EXERCISE BRIEF: Your reply should be the full listing, copied exactly.

********

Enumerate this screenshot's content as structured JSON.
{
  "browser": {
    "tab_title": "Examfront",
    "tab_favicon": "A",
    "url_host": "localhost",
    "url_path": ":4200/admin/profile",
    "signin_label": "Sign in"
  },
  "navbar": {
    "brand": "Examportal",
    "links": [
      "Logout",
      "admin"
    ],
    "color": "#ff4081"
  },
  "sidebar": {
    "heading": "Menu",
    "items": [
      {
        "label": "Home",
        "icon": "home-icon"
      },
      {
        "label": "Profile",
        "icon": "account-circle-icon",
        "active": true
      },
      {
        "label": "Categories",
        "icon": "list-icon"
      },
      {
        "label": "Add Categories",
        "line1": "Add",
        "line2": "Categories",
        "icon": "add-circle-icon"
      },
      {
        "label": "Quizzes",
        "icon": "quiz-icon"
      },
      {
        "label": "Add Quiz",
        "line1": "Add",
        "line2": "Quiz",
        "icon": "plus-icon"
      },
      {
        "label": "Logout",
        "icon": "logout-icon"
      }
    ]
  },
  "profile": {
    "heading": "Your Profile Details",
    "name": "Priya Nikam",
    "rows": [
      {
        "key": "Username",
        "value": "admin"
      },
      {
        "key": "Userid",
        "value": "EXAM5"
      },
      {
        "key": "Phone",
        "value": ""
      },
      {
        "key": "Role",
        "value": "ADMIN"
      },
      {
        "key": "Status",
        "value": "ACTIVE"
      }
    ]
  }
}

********

RESPONSE:
Enumerate this screenshot's content as structured JSON.
{
  "browser": {
    "tab_title": "Examfront",
    "tab_favicon": "A",
    "url_host": "localhost",
    "url_path": ":4200/admin/profile",
    "signin_label": "Sign in"
  },
  "navbar": {
    "brand": "Examportal",
    "links": [
      "Logout",
      "admin"
    ],
    "color": "#ff4081"
  },
  "sidebar": {
    "heading": "Menu",
    "items": [
      {
        "label": "Home",
        "icon": "home-icon"
      },
      {
        "label": "Profile",
        "icon": "account-circle-icon",
        "active": true
      },
      {
        "label": "Categories",
        "icon": "list-icon"
      },
      {
        "label": "Add Categories",
        "line1": "Add",
        "line2": "Categories",
        "icon": "add-circle-icon"
      },
      {
        "label": "Quizzes",
        "icon": "quiz-icon"
      },
      {
        "label": "Add Quiz",
        "line1": "Add",
        "line2": "Quiz",
        "icon": "plus-icon"
      },
      {
        "label": "Logout",
        "icon": "logout-icon"
      }
    ]
  },
  "profile": {
    "heading": "Your Profile Details",
    "name": "Priya Nikam",
    "rows": [
      {
        "key": "Username",
        "value": "admin"
      },
      {
        "key": "Userid",
        "value": "EXAM5"
      },
      {
        "key": "Phone",
        "value": ""
      },
      {
        "key": "Role",
        "value": "ADMIN"
      },
      {
        "key": "Status",
        "value": "ACTIVE"
      }
    ]
  }
}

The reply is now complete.